▶ Input
++++++++

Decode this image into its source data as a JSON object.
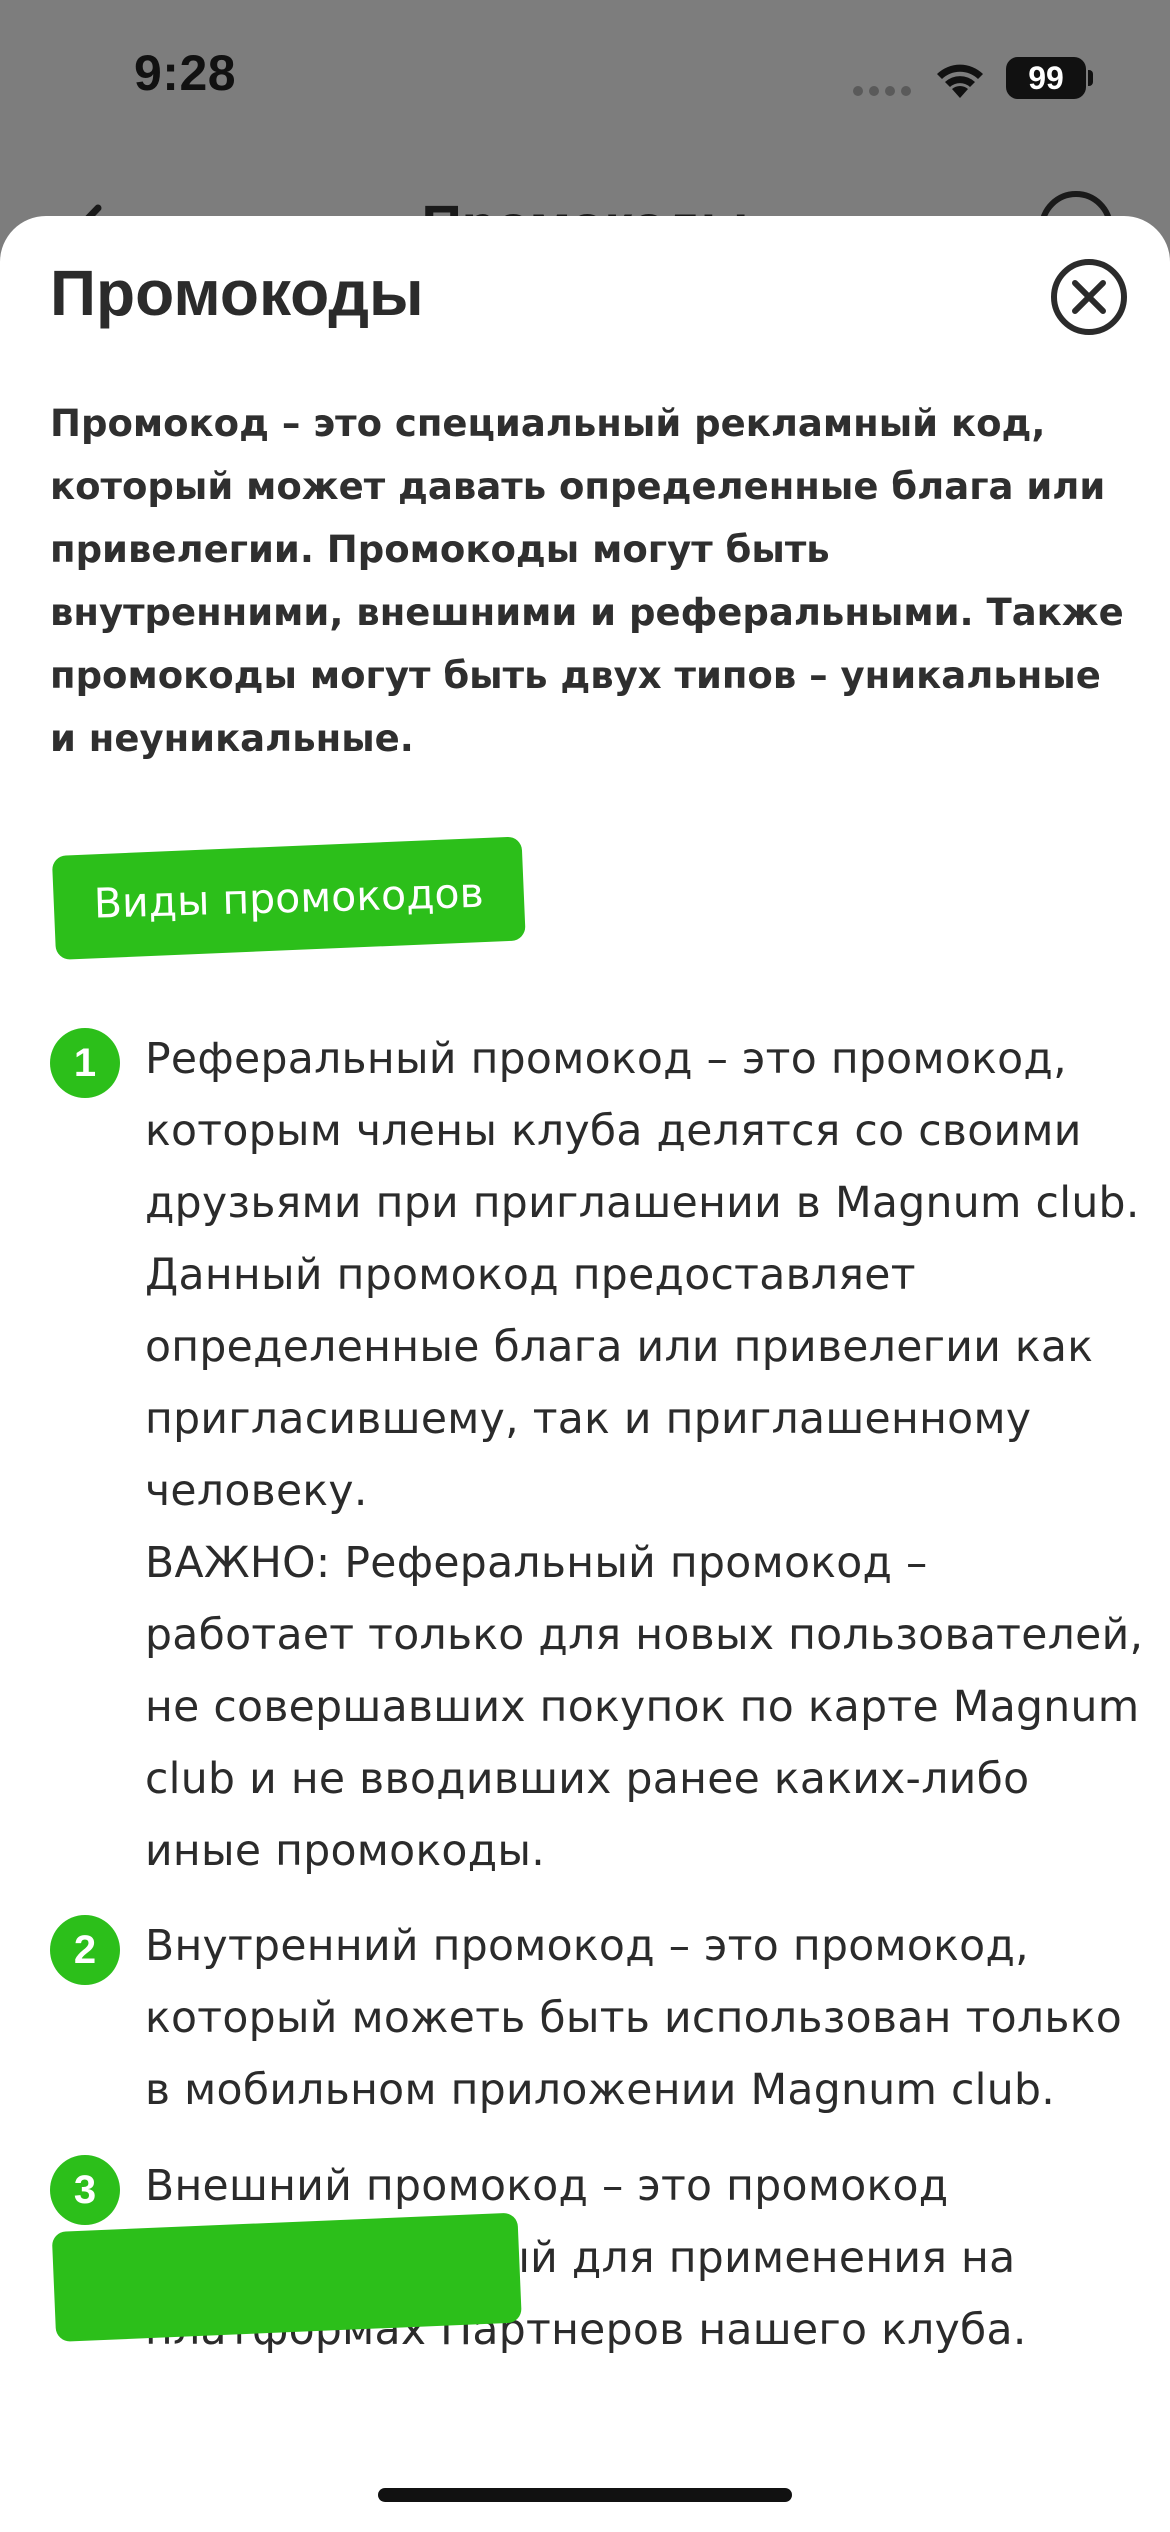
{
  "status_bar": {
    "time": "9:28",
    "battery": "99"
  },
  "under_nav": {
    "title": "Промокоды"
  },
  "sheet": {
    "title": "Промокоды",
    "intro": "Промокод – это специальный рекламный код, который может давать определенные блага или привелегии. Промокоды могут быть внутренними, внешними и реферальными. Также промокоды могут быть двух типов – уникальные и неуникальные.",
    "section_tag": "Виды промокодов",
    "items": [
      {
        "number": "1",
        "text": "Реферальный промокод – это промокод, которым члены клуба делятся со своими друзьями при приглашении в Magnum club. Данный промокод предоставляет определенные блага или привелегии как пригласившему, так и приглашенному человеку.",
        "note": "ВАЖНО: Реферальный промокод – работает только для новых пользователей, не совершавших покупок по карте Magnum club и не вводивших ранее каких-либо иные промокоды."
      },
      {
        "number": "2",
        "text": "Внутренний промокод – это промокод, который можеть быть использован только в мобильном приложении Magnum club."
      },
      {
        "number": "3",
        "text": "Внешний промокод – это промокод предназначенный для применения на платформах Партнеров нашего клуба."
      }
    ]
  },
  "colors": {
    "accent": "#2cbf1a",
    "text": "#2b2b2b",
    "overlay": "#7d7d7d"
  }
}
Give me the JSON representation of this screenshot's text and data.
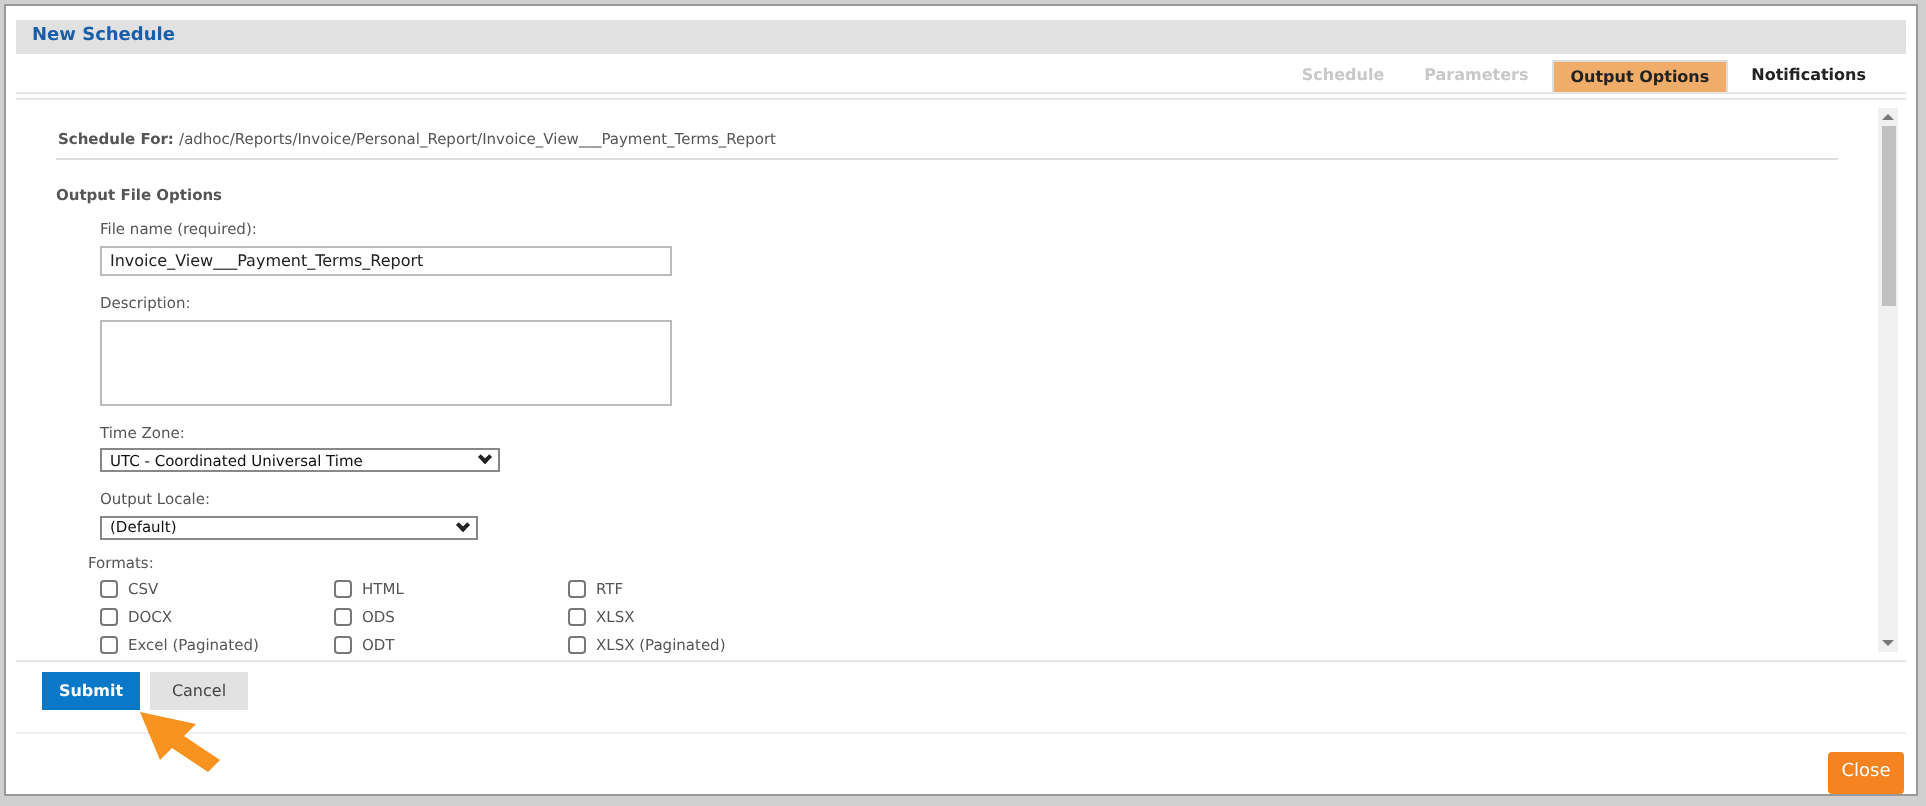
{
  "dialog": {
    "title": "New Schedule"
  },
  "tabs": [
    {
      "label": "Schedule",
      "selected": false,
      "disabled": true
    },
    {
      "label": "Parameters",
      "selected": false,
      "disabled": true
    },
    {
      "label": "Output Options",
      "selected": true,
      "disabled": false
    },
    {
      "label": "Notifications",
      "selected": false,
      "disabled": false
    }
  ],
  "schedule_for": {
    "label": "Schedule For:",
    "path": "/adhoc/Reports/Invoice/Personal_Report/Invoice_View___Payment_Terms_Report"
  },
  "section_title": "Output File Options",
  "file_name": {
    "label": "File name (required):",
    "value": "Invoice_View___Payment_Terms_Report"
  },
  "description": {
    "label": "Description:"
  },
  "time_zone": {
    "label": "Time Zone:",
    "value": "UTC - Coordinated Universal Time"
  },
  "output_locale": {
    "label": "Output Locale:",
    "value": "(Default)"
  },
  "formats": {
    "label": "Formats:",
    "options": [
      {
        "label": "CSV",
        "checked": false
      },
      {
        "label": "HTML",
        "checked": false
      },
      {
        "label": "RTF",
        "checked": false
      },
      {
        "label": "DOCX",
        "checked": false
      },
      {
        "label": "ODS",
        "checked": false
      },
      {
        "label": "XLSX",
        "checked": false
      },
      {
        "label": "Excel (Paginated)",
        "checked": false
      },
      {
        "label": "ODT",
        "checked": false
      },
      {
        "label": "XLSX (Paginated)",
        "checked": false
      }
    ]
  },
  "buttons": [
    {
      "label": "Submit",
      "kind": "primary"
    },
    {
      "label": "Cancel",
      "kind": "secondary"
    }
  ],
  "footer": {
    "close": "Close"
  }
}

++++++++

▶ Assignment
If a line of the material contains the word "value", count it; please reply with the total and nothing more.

▶ Solution
3